START Data for review
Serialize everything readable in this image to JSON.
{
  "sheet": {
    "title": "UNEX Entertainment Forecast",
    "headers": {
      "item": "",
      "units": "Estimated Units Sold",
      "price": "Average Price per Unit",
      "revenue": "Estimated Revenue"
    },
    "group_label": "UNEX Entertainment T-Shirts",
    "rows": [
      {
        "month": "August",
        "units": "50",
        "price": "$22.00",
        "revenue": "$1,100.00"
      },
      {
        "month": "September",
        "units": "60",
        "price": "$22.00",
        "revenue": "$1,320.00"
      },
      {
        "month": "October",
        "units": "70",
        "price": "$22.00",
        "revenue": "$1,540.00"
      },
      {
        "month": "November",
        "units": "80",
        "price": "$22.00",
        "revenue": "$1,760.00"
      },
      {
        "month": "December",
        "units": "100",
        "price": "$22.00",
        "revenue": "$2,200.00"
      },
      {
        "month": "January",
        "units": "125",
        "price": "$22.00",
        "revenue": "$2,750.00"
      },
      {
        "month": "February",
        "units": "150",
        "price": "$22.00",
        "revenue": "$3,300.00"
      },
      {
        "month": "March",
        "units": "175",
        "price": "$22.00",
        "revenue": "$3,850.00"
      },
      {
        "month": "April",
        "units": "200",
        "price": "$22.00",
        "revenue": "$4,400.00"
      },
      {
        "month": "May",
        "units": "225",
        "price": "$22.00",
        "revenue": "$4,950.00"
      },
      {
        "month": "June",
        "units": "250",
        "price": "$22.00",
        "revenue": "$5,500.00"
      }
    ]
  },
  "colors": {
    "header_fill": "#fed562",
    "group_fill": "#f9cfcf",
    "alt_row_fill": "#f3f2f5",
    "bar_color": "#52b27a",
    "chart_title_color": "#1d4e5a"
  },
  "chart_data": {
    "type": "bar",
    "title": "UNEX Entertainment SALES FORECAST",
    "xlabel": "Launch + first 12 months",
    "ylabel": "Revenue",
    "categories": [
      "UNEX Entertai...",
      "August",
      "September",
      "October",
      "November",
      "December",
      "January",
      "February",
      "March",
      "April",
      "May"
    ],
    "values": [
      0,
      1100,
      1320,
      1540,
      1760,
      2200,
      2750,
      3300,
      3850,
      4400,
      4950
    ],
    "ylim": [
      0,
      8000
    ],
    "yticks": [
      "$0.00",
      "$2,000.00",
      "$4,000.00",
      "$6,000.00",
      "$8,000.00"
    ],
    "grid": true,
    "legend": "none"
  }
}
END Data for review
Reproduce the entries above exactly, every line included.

Serialize everything readable in this image to JSON.
{
  "sheet": {
    "title": "UNEX Entertainment Forecast",
    "headers": {
      "item": "",
      "units": "Estimated Units Sold",
      "price": "Average Price per Unit",
      "revenue": "Estimated Revenue"
    },
    "group_label": "UNEX Entertainment T-Shirts",
    "rows": [
      {
        "month": "August",
        "units": "50",
        "price": "$22.00",
        "revenue": "$1,100.00"
      },
      {
        "month": "September",
        "units": "60",
        "price": "$22.00",
        "revenue": "$1,320.00"
      },
      {
        "month": "October",
        "units": "70",
        "price": "$22.00",
        "revenue": "$1,540.00"
      },
      {
        "month": "November",
        "units": "80",
        "price": "$22.00",
        "revenue": "$1,760.00"
      },
      {
        "month": "December",
        "units": "100",
        "price": "$22.00",
        "revenue": "$2,200.00"
      },
      {
        "month": "January",
        "units": "125",
        "price": "$22.00",
        "revenue": "$2,750.00"
      },
      {
        "month": "February",
        "units": "150",
        "price": "$22.00",
        "revenue": "$3,300.00"
      },
      {
        "month": "March",
        "units": "175",
        "price": "$22.00",
        "revenue": "$3,850.00"
      },
      {
        "month": "April",
        "units": "200",
        "price": "$22.00",
        "revenue": "$4,400.00"
      },
      {
        "month": "May",
        "units": "225",
        "price": "$22.00",
        "revenue": "$4,950.00"
      },
      {
        "month": "June",
        "units": "250",
        "price": "$22.00",
        "revenue": "$5,500.00"
      }
    ]
  },
  "colors": {
    "header_fill": "#fed562",
    "group_fill": "#f9cfcf",
    "alt_row_fill": "#f3f2f5",
    "bar_color": "#52b27a",
    "chart_title_color": "#1d4e5a"
  },
  "chart_data": {
    "type": "bar",
    "title": "UNEX Entertainment SALES FORECAST",
    "xlabel": "Launch + first 12 months",
    "ylabel": "Revenue",
    "categories": [
      "UNEX Entertai...",
      "August",
      "September",
      "October",
      "November",
      "December",
      "January",
      "February",
      "March",
      "April",
      "May"
    ],
    "values": [
      0,
      1100,
      1320,
      1540,
      1760,
      2200,
      2750,
      3300,
      3850,
      4400,
      4950
    ],
    "ylim": [
      0,
      8000
    ],
    "yticks": [
      "$0.00",
      "$2,000.00",
      "$4,000.00",
      "$6,000.00",
      "$8,000.00"
    ],
    "grid": true,
    "legend": "none"
  }
}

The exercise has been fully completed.